The benefits of composite materials are now widely appreciated in the automotive industry. From city cars to Indy 500 race cars, the unique blend of low weight and high stiffness offered by carbon fiber reinforced polymers (CFRP) and other composites has led to a surge in their use over recent years. But one company is taking this a step further, looking at how the innovative use of materials can enable virtual sign-offs in the digital domain as well.

Developing cars

The life cycle of a car starts long before its release and before it hits the road. The road to market can be a very long one. Development and testing to maturity involves many complicated and time-consuming processes. Car manufacturers and race teams test their cars at company owned proving grounds or test tracks where roads have been designed to replicate real-world conditions. Cars are shipped all over the world to be driven in extreme conditions like the jungles of Brazil or the mountains of New Zealand. If a manufacturer misses the cold weather testing in Europe, cars and entourage are shipped or flown to New Zealand to complete the testing process.

Rise of simulation

Ansible Motion, based just down the road from Lotus Cars in Norfolk, England, designs and builds Driver-in-the-Loop (DIL) simulators that are used by automotive constructors. Founded in 2009, Ansible Motion designs and builds ‘Driver-in-the-Loop’ simulators that are increasingly used by vehicle manufacturers and motorsport engineers to develop and test vehicles in a virtual world.
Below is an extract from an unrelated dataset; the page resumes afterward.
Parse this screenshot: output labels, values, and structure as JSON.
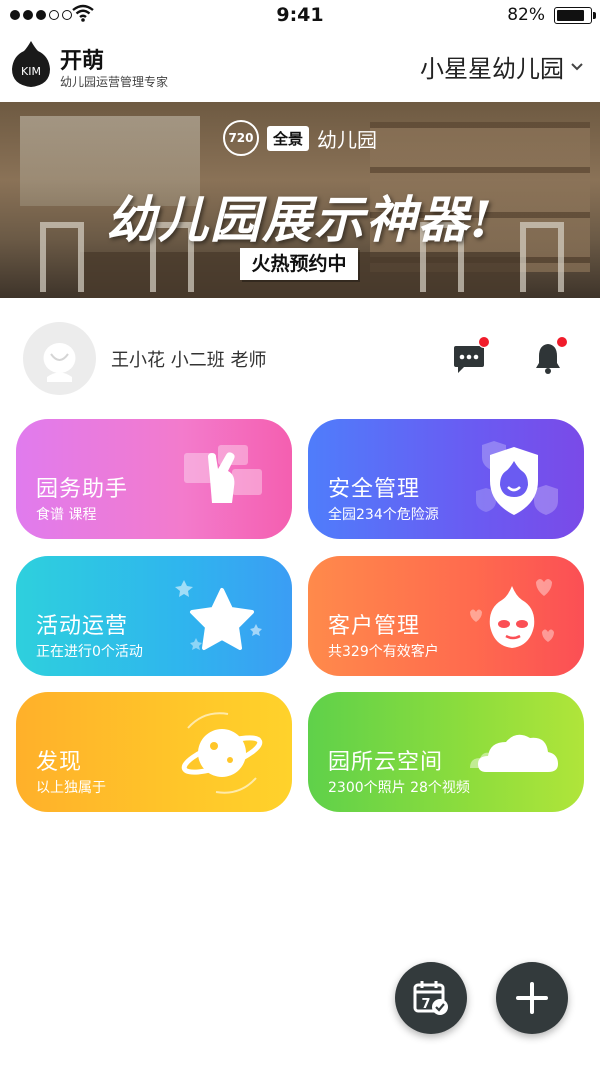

Ansible Motion focuses on ‘engineering-class’ simulators that are so advanced they can be used to validate road car safety vehicle systems, sign off vehicle settings and predict how a car will perform before actually creating a physical or real car.

Better than the real world

Done properly, DIL simulation can actually offer a variety of benefits over physical testing of prototype vehicles. However, its effectiveness hinges entirely on a simulator's ability to realistically engage a human driver. That's harder than it sounds, and one of the biggest issues is getting motion systems to be responsive enough to convince a driver that real steering, brake, and throttle inputs are controlling the “virtual car”.

This article appeared in the March/April issue of Reinforced Plastics.

Download now